▶ [Work request] Pull every line that includes the word "this" out of the data below and copy it.

▶ [Exercise material]
Segment Open
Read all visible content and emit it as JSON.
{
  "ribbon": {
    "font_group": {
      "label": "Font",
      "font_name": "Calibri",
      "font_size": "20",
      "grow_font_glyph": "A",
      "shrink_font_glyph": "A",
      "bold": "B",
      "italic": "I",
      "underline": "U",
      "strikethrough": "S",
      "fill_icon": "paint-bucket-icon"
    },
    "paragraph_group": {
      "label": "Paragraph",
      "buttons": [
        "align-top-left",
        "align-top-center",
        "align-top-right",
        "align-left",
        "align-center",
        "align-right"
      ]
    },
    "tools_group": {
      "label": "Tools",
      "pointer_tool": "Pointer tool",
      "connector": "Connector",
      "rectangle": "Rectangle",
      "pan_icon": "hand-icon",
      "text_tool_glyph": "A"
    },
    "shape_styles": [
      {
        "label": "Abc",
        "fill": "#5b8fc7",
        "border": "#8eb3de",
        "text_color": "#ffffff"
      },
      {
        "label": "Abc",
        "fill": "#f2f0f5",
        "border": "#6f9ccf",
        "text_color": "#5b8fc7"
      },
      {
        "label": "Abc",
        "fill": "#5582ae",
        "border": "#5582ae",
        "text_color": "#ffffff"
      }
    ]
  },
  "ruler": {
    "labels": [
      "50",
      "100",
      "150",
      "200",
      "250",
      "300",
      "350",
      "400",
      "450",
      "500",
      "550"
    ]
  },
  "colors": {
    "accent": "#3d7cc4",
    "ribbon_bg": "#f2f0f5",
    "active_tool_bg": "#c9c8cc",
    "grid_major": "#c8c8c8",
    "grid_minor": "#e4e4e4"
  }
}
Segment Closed
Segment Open
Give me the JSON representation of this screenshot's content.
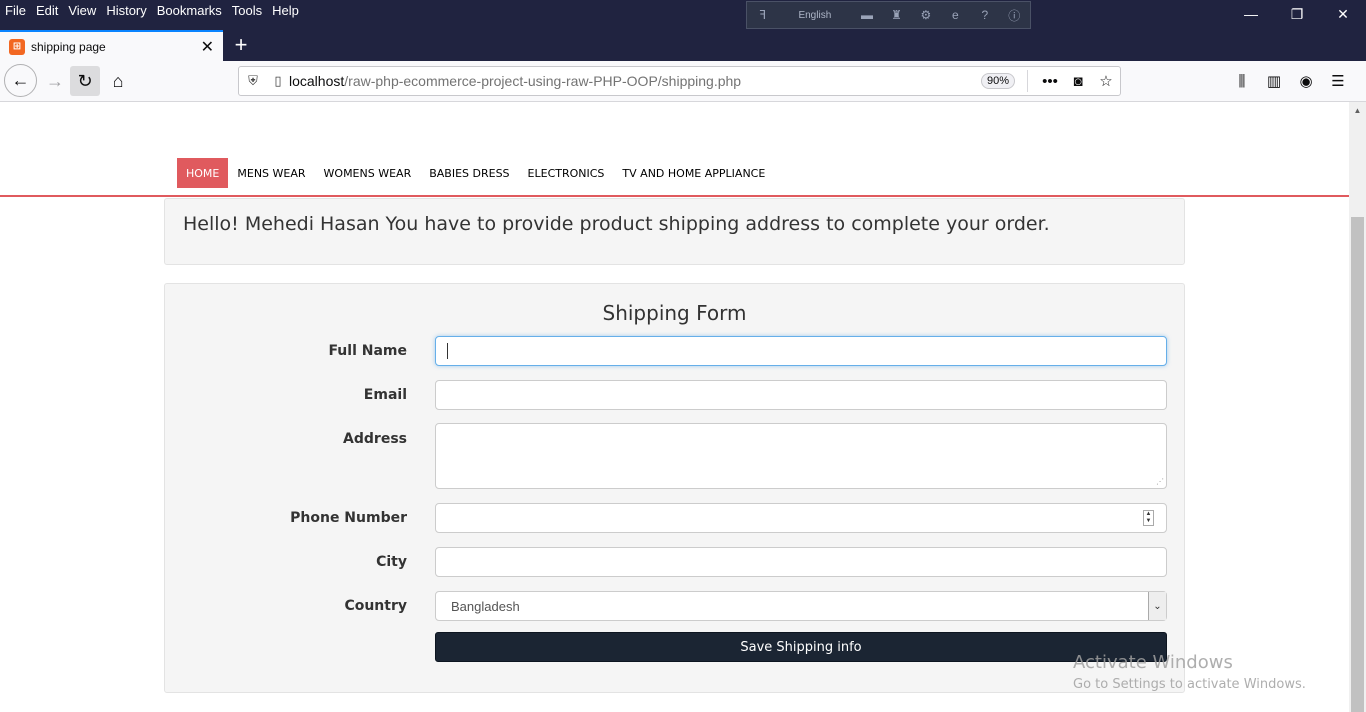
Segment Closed
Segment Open
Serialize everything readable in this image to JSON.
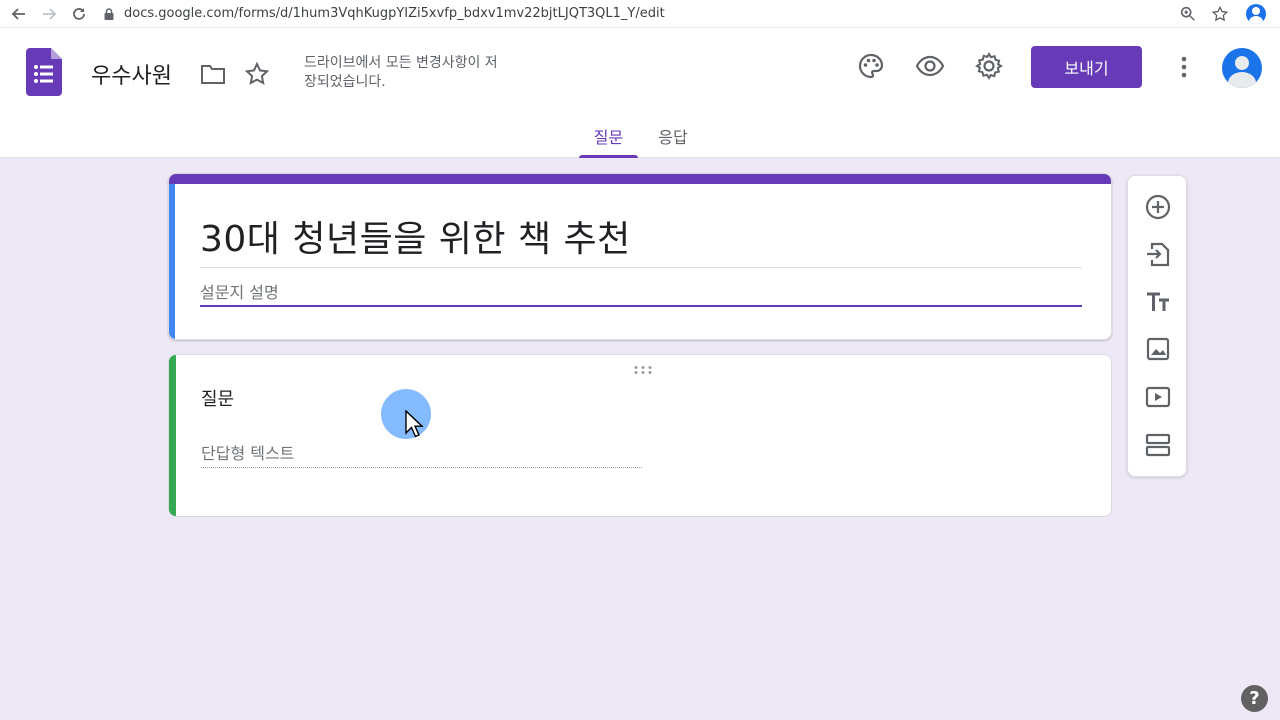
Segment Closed
▶ [Answer area]
Give me the JSON representation of this screenshot's content.
Serialize everything readable in this image to JSON.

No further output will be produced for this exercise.